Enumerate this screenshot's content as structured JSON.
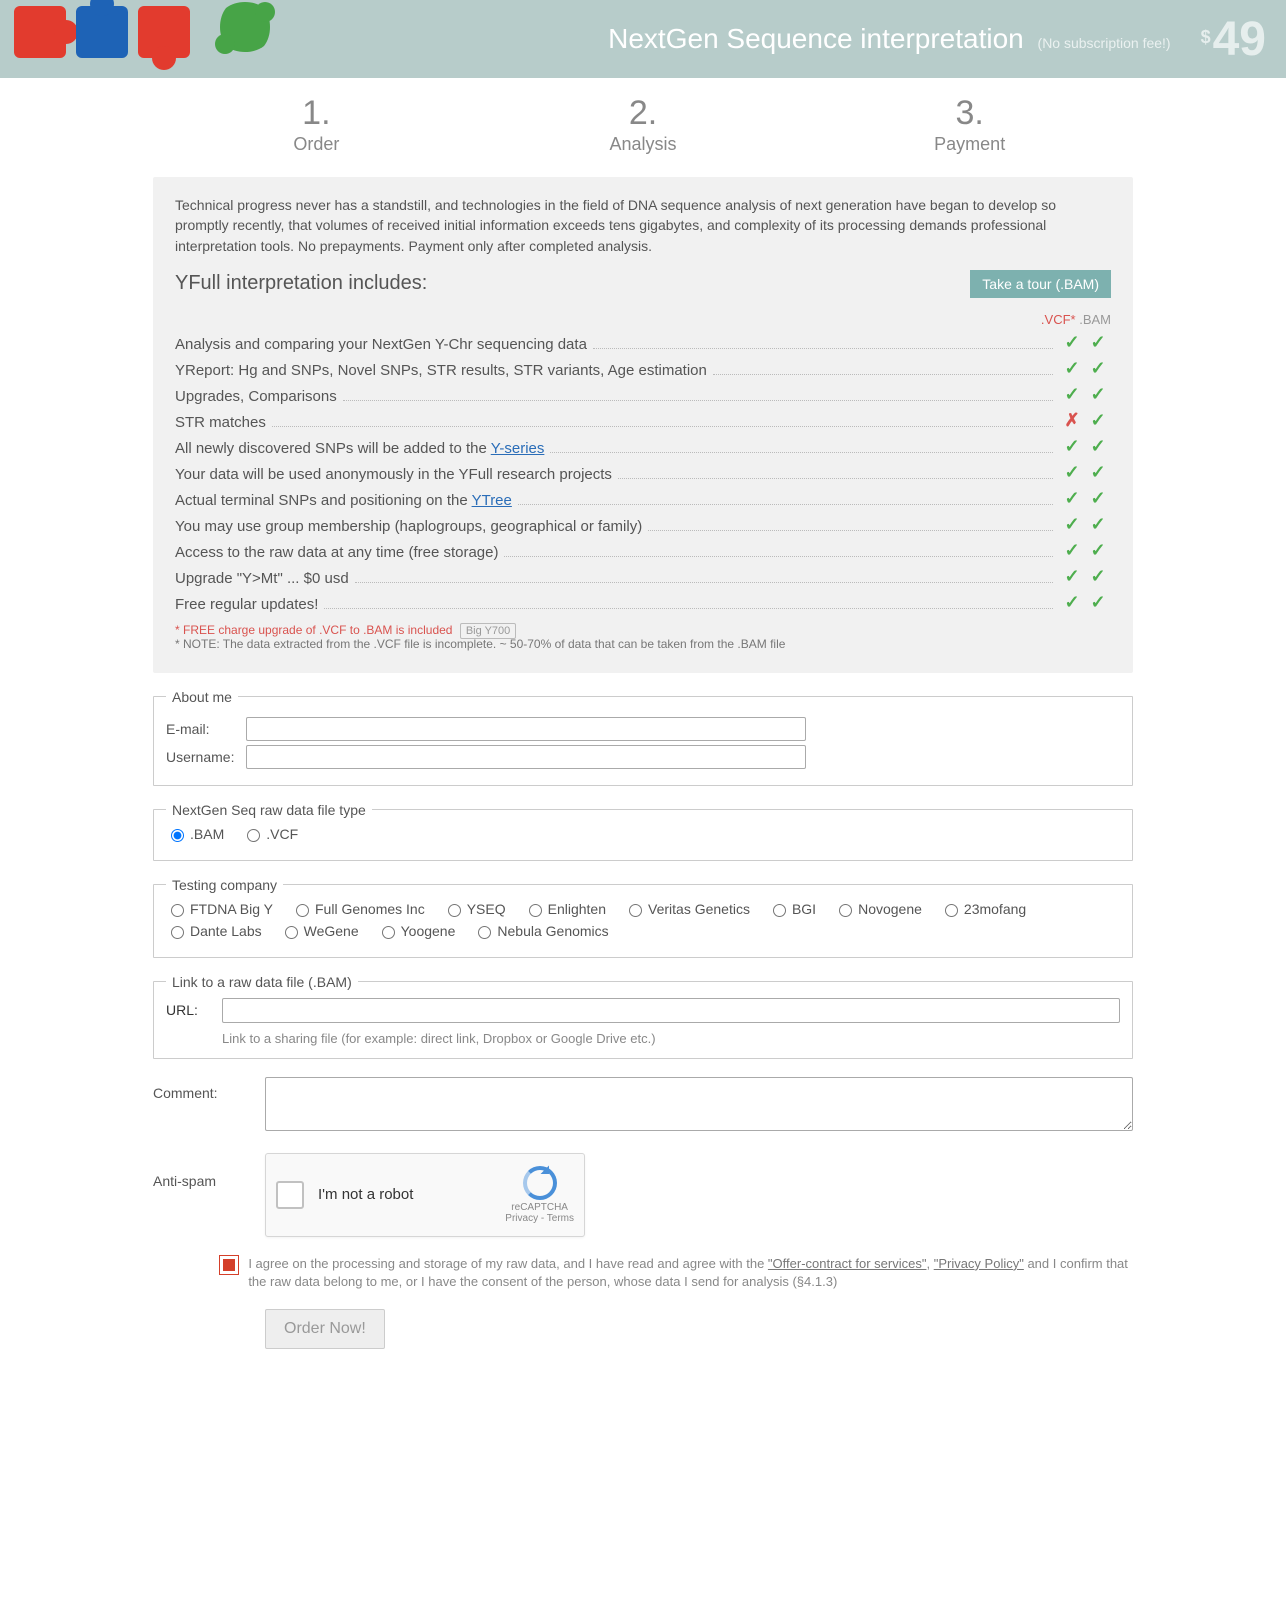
{
  "header": {
    "title": "NextGen Sequence interpretation",
    "subtitle": "(No subscription fee!)",
    "price": "49",
    "currency": "$"
  },
  "steps": [
    {
      "num": "1.",
      "label": "Order"
    },
    {
      "num": "2.",
      "label": "Analysis"
    },
    {
      "num": "3.",
      "label": "Payment"
    }
  ],
  "intro": "Technical progress never has a standstill, and technologies in the field of DNA sequence analysis of next generation have began to develop so promptly recently, that volumes of received initial information exceeds tens gigabytes, and complexity of its processing demands professional interpretation tools. No prepayments. Payment only after completed analysis.",
  "includes_title": "YFull interpretation includes:",
  "tour_button": "Take a tour (.BAM)",
  "columns": {
    "vcf": ".VCF*",
    "bam": ".BAM"
  },
  "features": [
    {
      "text": "Analysis and comparing your NextGen Y-Chr sequencing data",
      "vcf": true,
      "bam": true
    },
    {
      "text": "YReport: Hg and SNPs, Novel SNPs, STR results, STR variants, Age estimation",
      "vcf": true,
      "bam": true
    },
    {
      "text": "Upgrades, Comparisons",
      "vcf": true,
      "bam": true
    },
    {
      "text": "STR matches",
      "vcf": false,
      "bam": true
    },
    {
      "text": "All newly discovered SNPs will be added to the ",
      "link": "Y-series",
      "vcf": true,
      "bam": true
    },
    {
      "text": "Your data will be used anonymously in the YFull research projects",
      "vcf": true,
      "bam": true
    },
    {
      "text": "Actual terminal SNPs and positioning on the ",
      "link": "YTree",
      "vcf": true,
      "bam": true
    },
    {
      "text": "You may use group membership (haplogroups, geographical or family)",
      "vcf": true,
      "bam": true
    },
    {
      "text": "Access to the raw data at any time (free storage)",
      "vcf": true,
      "bam": true
    },
    {
      "text": "Upgrade \"Y>Mt\" ... $0 usd",
      "vcf": true,
      "bam": true
    },
    {
      "text": "Free regular updates!",
      "vcf": true,
      "bam": true
    }
  ],
  "footnote": {
    "free": "* FREE charge upgrade of .VCF to .BAM is included",
    "tag": "Big Y700",
    "note": "* NOTE: The data extracted from the .VCF file is incomplete. ~ 50-70% of data that can be taken from the .BAM file"
  },
  "form": {
    "about_legend": "About me",
    "email_label": "E-mail:",
    "username_label": "Username:",
    "filetype_legend": "NextGen Seq raw data file type",
    "filetype_options": [
      ".BAM",
      ".VCF"
    ],
    "filetype_selected": ".BAM",
    "company_legend": "Testing company",
    "companies": [
      "FTDNA Big Y",
      "Full Genomes Inc",
      "YSEQ",
      "Enlighten",
      "Veritas Genetics",
      "BGI",
      "Novogene",
      "23mofang",
      "Dante Labs",
      "WeGene",
      "Yoogene",
      "Nebula Genomics"
    ],
    "link_legend": "Link to a raw data file (.BAM)",
    "url_label": "URL:",
    "link_hint": "Link to a sharing file (for example: direct link, Dropbox or Google Drive etc.)",
    "comment_label": "Comment:",
    "antispam_label": "Anti-spam",
    "recaptcha": {
      "text": "I'm not a robot",
      "brand": "reCAPTCHA",
      "links": "Privacy - Terms"
    },
    "agree_text_1": "I agree on the processing and storage of my raw data, and I have read and agree with the ",
    "agree_link_1": "\"Offer-contract for services\"",
    "agree_sep": ", ",
    "agree_link_2": "\"Privacy Policy\"",
    "agree_text_2": " and I confirm that the raw data belong to me, or I have the consent of the person, whose data I send for analysis (§4.1.3)",
    "submit": "Order Now!"
  }
}
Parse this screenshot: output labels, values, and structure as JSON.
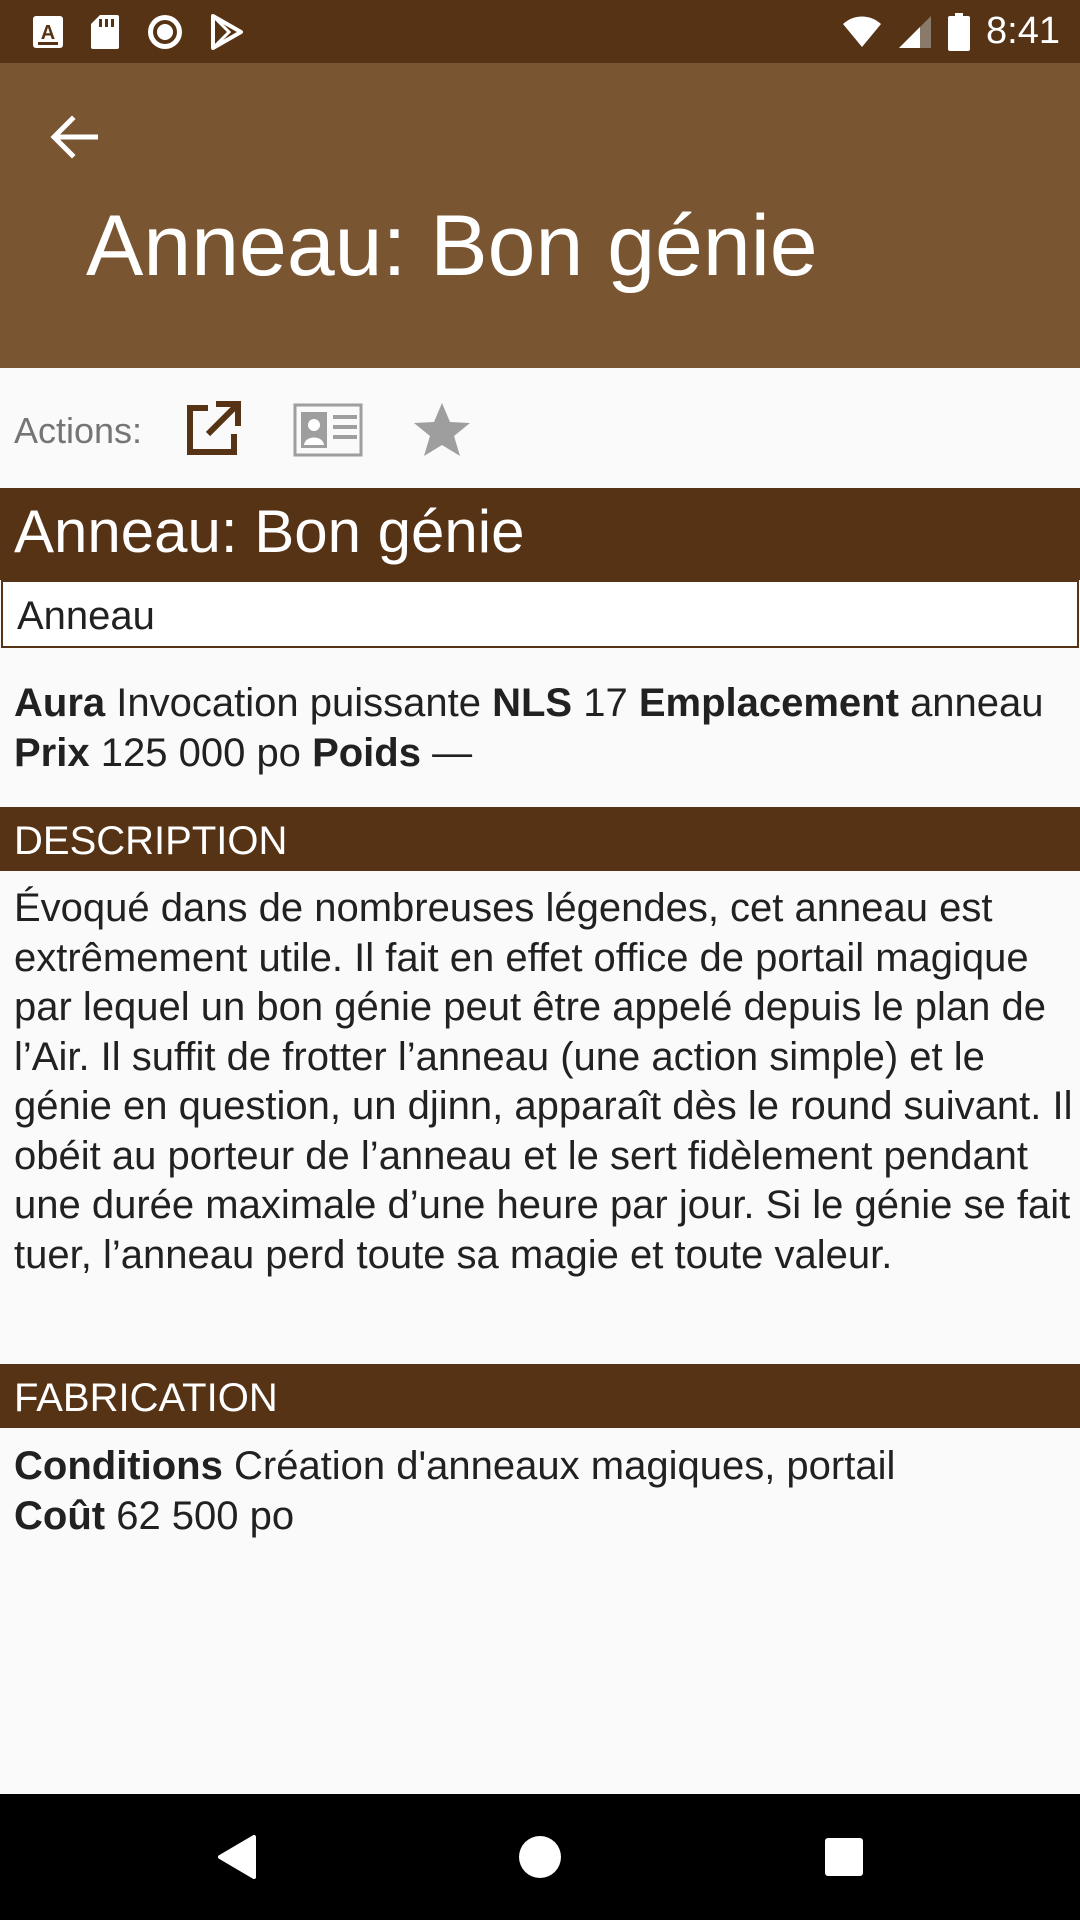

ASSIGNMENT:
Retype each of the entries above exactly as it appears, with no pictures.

YOUR SOLUTION:
Enumerate this screenshot's content as structured JSON.
{
  "header": {
    "title": "NextGen Sequence interpretation",
    "subtitle": "(No subscription fee!)",
    "price": "49",
    "currency": "$"
  },
  "steps": [
    {
      "num": "1.",
      "label": "Order"
    },
    {
      "num": "2.",
      "label": "Analysis"
    },
    {
      "num": "3.",
      "label": "Payment"
    }
  ],
  "intro": "Technical progress never has a standstill, and technologies in the field of DNA sequence analysis of next generation have began to develop so promptly recently, that volumes of received initial information exceeds tens gigabytes, and complexity of its processing demands professional interpretation tools. No prepayments. Payment only after completed analysis.",
  "includes_title": "YFull interpretation includes:",
  "tour_button": "Take a tour (.BAM)",
  "columns": {
    "vcf": ".VCF*",
    "bam": ".BAM"
  },
  "features": [
    {
      "text": "Analysis and comparing your NextGen Y-Chr sequencing data",
      "vcf": true,
      "bam": true
    },
    {
      "text": "YReport: Hg and SNPs, Novel SNPs, STR results, STR variants, Age estimation",
      "vcf": true,
      "bam": true
    },
    {
      "text": "Upgrades, Comparisons",
      "vcf": true,
      "bam": true
    },
    {
      "text": "STR matches",
      "vcf": false,
      "bam": true
    },
    {
      "text": "All newly discovered SNPs will be added to the ",
      "link": "Y-series",
      "vcf": true,
      "bam": true
    },
    {
      "text": "Your data will be used anonymously in the YFull research projects",
      "vcf": true,
      "bam": true
    },
    {
      "text": "Actual terminal SNPs and positioning on the ",
      "link": "YTree",
      "vcf": true,
      "bam": true
    },
    {
      "text": "You may use group membership (haplogroups, geographical or family)",
      "vcf": true,
      "bam": true
    },
    {
      "text": "Access to the raw data at any time (free storage)",
      "vcf": true,
      "bam": true
    },
    {
      "text": "Upgrade \"Y>Mt\" ... $0 usd",
      "vcf": true,
      "bam": true
    },
    {
      "text": "Free regular updates!",
      "vcf": true,
      "bam": true
    }
  ],
  "footnote": {
    "free": "* FREE charge upgrade of .VCF to .BAM is included",
    "tag": "Big Y700",
    "note": "* NOTE: The data extracted from the .VCF file is incomplete. ~ 50-70% of data that can be taken from the .BAM file"
  },
  "form": {
    "about_legend": "About me",
    "email_label": "E-mail:",
    "username_label": "Username:",
    "filetype_legend": "NextGen Seq raw data file type",
    "filetype_options": [
      ".BAM",
      ".VCF"
    ],
    "filetype_selected": ".BAM",
    "company_legend": "Testing company",
    "companies": [
      "FTDNA Big Y",
      "Full Genomes Inc",
      "YSEQ",
      "Enlighten",
      "Veritas Genetics",
      "BGI",
      "Novogene",
      "23mofang",
      "Dante Labs",
      "WeGene",
      "Yoogene",
      "Nebula Genomics"
    ],
    "link_legend": "Link to a raw data file (.BAM)",
    "url_label": "URL:",
    "link_hint": "Link to a sharing file (for example: direct link, Dropbox or Google Drive etc.)",
    "comment_label": "Comment:",
    "antispam_label": "Anti-spam",
    "recaptcha": {
      "text": "I'm not a robot",
      "brand": "reCAPTCHA",
      "links": "Privacy - Terms"
    },
    "agree_text_1": "I agree on the processing and storage of my raw data, and I have read and agree with the ",
    "agree_link_1": "\"Offer-contract for services\"",
    "agree_sep": ", ",
    "agree_link_2": "\"Privacy Policy\"",
    "agree_text_2": " and I confirm that the raw data belong to me, or I have the consent of the person, whose data I send for analysis (§4.1.3)",
    "submit": "Order Now!"
  }
}
Parse this screenshot: output labels, values, and structure as JSON.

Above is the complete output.